So where are we now? In most pop music there are numerous writers. They are divided now into the guys (and they're almost always guys) who write the "tracks" -- the chords and the beats, and the "top liners" who write the melodies and usually the lyrics.
Let me back up for a minute. Ever since Schoenberg we've sort of realized that there's no "new" music. It's impossible to write a melody in a tonal system that hasn't been heard before. I mean there's a real limited number of them. I don't know how to do the math but if a phrase is as long as 8 bars and a note is as long as 6 beats in 4/4 and as short as a 16th and we have 11 tones to choose from... there's gotta be a calculator for that. So there's theoretically some septillion number of melodies possible but for all practical purposes many of those melodies sound similar enough that they're "the same".
It could just be 79 billion unique melodies.

But I'm going to go ahead and say that tonally we're looking at only about a few thousand melodies.

That's not particularly relevant to the conversation at hand.
Okay, so pop music is created slightly differently than it used to be. That's no biggie. And it really all sounds very similar -- especially because we're using tonal scales with mostly blues progressions in 4/4 with accents on the 2nd and 4th beats. We've been doing all that for about 60 years now.

But why does pop music deliberately suck? Well, that's a matter of marketing and promotion. And it's also a matter for the second part of this essay.

Friday, December 11, 2015

The Power Trio

The power trio is a fantastically difficult thing to pull off musically. First of all the rhythm section has to be astounding. In the case of Bonham and Jones you're pretty well covered.
But as much as I like to tease about how sloppy the guitar player is allowed to be when the rhythm section is super together, the guitar has a unique issue in that it's both a rhythm and lead instrument simultaneously.
The Who solved this by making the bass player play more "lead" than is typical in a rock band. But still Townshend's switching back and forth from rhythm to lead was rather informative to my own interest in guitar.
In Achilles Last Stand, Jimmy Page manages to pull of the elusive thing where the guitar plays a lead without the "middle dropping out" of the sound. It's rather hard to do.

I think that one reason Greg Bartus and I tend to play well together is that we both come from power trio backgrounds so we're sort of used to holding onto that middle to keep it from dropping out.

Huh. It just occurred to me that this Zeppelin tune is rather Who-like in that although there are points where they do their sort of trademark everybody-plays-together blues, the bulk of the tune is the bass and drums playing fast and together while guitar is doing huge open chords against the rhythm section.

Monday, December 7, 2015

Diatomaceous Earth Hieroglyphic Overdrive

So here's the thing. This is a "proof of concept". This was taking three somewhat random cameras and having them roll while we did a song.

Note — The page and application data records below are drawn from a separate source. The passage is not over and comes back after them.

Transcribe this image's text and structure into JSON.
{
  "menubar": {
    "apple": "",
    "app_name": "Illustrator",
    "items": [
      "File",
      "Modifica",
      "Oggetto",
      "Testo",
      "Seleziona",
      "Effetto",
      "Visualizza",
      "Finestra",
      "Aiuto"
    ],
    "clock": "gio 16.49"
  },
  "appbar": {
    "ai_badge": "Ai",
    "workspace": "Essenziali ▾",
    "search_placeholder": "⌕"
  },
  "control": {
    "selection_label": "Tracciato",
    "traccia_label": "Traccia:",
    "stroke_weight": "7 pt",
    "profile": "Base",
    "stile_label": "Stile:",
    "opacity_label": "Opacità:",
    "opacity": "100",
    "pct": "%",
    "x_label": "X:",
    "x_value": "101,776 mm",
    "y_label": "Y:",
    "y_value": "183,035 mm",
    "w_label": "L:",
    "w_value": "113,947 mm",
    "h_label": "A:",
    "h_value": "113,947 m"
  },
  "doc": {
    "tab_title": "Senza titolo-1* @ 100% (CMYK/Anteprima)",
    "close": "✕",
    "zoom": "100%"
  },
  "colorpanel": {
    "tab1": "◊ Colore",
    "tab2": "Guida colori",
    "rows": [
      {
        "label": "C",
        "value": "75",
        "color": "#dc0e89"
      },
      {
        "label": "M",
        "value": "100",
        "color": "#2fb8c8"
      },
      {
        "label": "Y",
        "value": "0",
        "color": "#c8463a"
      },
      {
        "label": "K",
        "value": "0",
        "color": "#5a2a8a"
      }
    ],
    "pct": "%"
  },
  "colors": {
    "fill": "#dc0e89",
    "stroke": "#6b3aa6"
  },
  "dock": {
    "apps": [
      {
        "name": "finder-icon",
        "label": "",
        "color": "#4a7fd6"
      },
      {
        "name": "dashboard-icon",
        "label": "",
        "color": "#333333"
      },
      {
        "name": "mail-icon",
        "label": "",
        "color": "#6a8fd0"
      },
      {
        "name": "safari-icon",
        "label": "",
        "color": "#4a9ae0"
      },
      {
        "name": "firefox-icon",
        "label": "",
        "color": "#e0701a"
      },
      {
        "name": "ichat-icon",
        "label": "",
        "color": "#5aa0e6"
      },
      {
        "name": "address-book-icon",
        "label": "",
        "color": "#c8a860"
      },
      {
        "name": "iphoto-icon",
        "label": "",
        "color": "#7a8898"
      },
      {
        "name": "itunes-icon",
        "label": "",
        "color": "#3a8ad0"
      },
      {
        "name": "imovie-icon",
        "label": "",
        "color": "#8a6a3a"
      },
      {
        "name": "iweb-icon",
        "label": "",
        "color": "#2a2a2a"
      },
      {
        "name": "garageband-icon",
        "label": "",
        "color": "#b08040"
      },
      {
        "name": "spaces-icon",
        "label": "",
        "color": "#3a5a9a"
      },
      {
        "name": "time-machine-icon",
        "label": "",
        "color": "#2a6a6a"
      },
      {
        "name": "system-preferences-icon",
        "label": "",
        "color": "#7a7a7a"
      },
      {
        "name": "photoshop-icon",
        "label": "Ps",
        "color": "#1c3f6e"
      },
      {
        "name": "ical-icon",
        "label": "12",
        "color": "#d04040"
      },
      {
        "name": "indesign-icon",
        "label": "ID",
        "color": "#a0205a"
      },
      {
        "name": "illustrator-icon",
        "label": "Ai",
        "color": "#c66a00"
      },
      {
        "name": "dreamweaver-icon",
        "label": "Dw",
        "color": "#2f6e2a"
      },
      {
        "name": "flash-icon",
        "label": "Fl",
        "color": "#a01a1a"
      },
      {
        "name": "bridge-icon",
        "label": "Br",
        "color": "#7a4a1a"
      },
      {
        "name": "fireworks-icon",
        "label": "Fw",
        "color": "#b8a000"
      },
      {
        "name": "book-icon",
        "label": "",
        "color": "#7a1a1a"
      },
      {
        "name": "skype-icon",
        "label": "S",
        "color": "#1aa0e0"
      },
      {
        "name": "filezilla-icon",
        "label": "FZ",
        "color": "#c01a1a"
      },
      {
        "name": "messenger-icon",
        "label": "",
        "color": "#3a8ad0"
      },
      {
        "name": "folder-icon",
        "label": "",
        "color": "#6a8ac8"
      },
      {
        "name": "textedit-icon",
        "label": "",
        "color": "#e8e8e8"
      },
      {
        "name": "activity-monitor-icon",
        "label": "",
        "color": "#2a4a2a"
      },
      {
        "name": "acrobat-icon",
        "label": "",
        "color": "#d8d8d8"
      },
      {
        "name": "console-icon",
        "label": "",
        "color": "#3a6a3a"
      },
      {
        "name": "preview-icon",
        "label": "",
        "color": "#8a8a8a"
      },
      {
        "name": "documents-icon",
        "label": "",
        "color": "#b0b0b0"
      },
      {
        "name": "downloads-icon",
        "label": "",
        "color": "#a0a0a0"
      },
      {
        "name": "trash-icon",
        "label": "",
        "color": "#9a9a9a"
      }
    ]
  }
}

Of course during the one best take, one of the cameras never rolled. So everything from that angle, which is the only angle you can see Lou, the drummer, is from a completely different take. And from there sync actually gets worse.
You might ask yourself, or ask me: "Drew, why is there only one performer covered in a single, and that performer is you?" I would try to answer that it was not intentional.
I need LED clip lights for each performer. Don't I? Yes, I believe I do.
Also, the mix is very quick and dirty. In fact, I never did quite get the drum mapping right -- which is going to irritate Lou to no end. The picture edit is very dirty Yup, I'm making excuses. That's all I got. But next time we'll do so much better! And next time is Friday!
Also, I'll drop a slate at the top of the song. And make sure I look thinner.

Tuesday, December 1, 2015

Session prep

I list some songs for the Diatomaceous Earth combo video/album here.

You'd think the Lehle volume pedal would be the active volume pedal to beat, wouldn't you? Of course, it's almost $300.

Greg pointed out that this session, Diluvia, has some very interesting things on it. Meaning the first two tunes.